“Ultimately, we are driven by a passion for textiles and the ability to constantly find better ways to produce beautiful products. After the downturn in the economy, we started to produce more cost-effective commercial nylon yarns, and in 2017, we became the new kid on the block for synthetic grass. The bottom line is that a true entrepreneur does what has to be done when the time comes.” — Monique Verduyn
The role of disruption in creating value

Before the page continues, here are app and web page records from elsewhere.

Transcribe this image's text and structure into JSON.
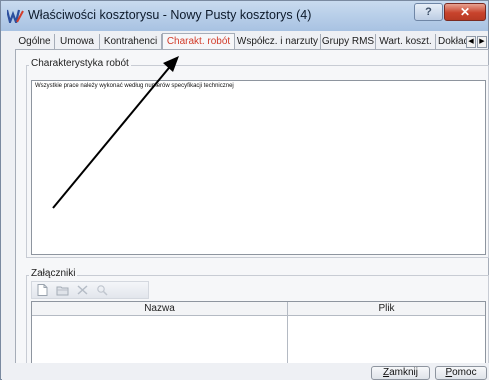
{
  "window": {
    "title": "Właściwości kosztorysu - Nowy  Pusty kosztorys (4)",
    "help_label": "?",
    "close_label": "✕"
  },
  "tabs": [
    {
      "label": "Ogólne"
    },
    {
      "label": "Umowa"
    },
    {
      "label": "Kontrahenci"
    },
    {
      "label": "Charakt. robót",
      "active": true
    },
    {
      "label": "Współcz. i narzuty"
    },
    {
      "label": "Grupy RMS"
    },
    {
      "label": "Wart. koszt."
    },
    {
      "label": "Dokładnoś"
    }
  ],
  "tab_scroll": {
    "left": "◀",
    "right": "▶"
  },
  "characteristics": {
    "group_label": "Charakterystyka robót",
    "text": "Wszystkie prace należy wykonać według numerów specyfikacji technicznej"
  },
  "attachments": {
    "group_label": "Załączniki",
    "toolbar": [
      "new-document-icon",
      "open-folder-icon",
      "delete-icon",
      "search-icon"
    ],
    "columns": [
      "Nazwa",
      "Plik"
    ],
    "rows": []
  },
  "buttons": {
    "close_first": "Z",
    "close_rest": "amknij",
    "help_first": "P",
    "help_rest": "omoc"
  },
  "colors": {
    "active_tab": "#d23c2a",
    "arrow": "#000000"
  }
}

A disruptive business is a business that challenges and potentially changes the status quo. From a mindset point of view, a culture that questions ‘why’ can help foster organisational and market disruption. But disruption for the sake of disruption is self-defeating, it needs to be on the back of making things better and based on commercial principles, i.e. people or market players actually wanting to be disrupted.
The starting point is this: Does someone, or a market, value what you’re producing? If the answer is yes, you have a commercially viable disruption. Disruption that is valued by its target market has the best chance of resulting in success.
Get that right and you’ll have a customer base, you’ll gain traction and you’ll attract investors, provided you’re also making a meaningful and sustainable difference to your target market or community. — Ian Lessem, CEO, HAVAIC Investment and Advisory Firm
Team up with customers and competitors.
There’s more power in collaboration than competition. We’re stronger together than when we’re apart. When it comes to working with competitors, consider this: They may have something that you don’t, or vice versa, and 50% of something is always more than 100% of nothing. You’re then positioned to add value before you add an invoice, so your clients benefit from your relationships, and the market wins. From there, you become your client’s go-to-person, because you’re putting them first.
Customers are also a great source of knowledge: They might just have the answers you’re looking for, but are you asking them the right questions? They often know more about an entrepreneur’s business than they know themselves, because they’re on the receiving end of your offering. One way to collaborate with customers is to ask them more questions about yourselves, themselves and their clients. Harness their perspective and develop yourself to give them what they want, not what you think they want. — Wes Boshoff, founder, Imagine Thinking
Know what your audiences are interested in
As a brand, there are many ways to ensure your audience is paying attention to you, but you can’t expect them to find you unless you’re sharing content that captures their interest. If you send out press releases, don’t be too rigid or plain. Audiences want to be engaged, and not to have to deal with long, cumbersome information. An infographic, along with a video or pictures will make your release easier to ingest and more memorable. People don’t want boring figures, they want relatable stories.
One way to be relatable is by tapping into influencer marketing. This doesn’t mean you need celebrities with the highest followings to endorse you. Micro-influencers are proving to have just as much clout as those with larger followings. Evidence shows that micro-influencers have a more established and deeper connection with their audience, which translates to loyalty and a readiness to follow their advice. The trick is to find the micro-influencers who are speaking to the audience you want to reach.
Big data plays a key role in painting a picture of who is ‘out there’. With the right information, you can tailor your content to a specific audience. Big data can show you what topics and problems are trending in your industry, so that you can get the jump on them. Use big data to deliver your own insights on current topics, shaping and leading the conversation, converting your audience’s attention into action. — Madelain Roscher, founder and managing director, PR Worx and Status Reputation Management